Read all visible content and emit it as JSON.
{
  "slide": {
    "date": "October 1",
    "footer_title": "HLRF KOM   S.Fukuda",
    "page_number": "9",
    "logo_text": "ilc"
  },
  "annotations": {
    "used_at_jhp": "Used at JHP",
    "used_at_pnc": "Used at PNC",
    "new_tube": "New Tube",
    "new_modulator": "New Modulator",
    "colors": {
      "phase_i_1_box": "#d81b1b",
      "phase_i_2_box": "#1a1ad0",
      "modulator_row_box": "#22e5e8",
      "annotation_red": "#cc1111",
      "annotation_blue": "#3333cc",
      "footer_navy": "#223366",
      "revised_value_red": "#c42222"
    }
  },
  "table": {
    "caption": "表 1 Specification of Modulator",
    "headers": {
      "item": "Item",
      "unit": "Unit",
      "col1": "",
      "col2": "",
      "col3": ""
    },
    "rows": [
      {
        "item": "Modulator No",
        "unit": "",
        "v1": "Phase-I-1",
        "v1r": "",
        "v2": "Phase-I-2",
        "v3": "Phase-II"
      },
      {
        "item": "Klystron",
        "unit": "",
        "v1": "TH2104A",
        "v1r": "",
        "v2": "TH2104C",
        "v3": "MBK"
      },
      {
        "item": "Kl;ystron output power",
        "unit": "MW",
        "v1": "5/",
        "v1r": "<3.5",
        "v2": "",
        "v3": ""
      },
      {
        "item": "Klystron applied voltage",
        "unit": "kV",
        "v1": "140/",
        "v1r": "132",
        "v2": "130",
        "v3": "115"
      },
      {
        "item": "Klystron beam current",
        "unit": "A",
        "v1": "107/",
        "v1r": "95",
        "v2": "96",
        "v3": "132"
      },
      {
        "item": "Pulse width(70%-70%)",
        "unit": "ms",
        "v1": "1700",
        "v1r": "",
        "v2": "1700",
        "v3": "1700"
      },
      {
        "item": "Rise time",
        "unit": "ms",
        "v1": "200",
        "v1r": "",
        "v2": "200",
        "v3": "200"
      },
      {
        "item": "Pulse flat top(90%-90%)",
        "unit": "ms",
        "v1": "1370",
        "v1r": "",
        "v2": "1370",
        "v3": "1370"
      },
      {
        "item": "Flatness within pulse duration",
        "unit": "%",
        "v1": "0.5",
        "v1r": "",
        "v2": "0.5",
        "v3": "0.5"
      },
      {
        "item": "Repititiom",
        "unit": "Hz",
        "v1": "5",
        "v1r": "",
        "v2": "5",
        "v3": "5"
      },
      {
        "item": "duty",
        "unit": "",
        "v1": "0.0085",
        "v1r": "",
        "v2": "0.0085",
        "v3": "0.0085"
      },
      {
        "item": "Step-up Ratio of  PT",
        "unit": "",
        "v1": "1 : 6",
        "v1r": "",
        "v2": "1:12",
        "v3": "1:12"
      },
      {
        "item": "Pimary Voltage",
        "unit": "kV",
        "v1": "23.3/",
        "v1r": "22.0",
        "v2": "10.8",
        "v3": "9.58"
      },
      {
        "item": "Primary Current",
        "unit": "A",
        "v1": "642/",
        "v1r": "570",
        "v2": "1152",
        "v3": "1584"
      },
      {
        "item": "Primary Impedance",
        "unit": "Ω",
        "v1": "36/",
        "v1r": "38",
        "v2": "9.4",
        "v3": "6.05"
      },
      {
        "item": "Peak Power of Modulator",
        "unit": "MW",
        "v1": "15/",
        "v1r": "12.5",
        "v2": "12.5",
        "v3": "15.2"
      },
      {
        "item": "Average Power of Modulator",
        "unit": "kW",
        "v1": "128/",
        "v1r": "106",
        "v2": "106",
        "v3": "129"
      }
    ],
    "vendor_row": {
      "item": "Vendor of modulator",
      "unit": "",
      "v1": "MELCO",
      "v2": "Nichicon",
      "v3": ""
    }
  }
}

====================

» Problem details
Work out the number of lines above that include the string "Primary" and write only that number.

» Answer
2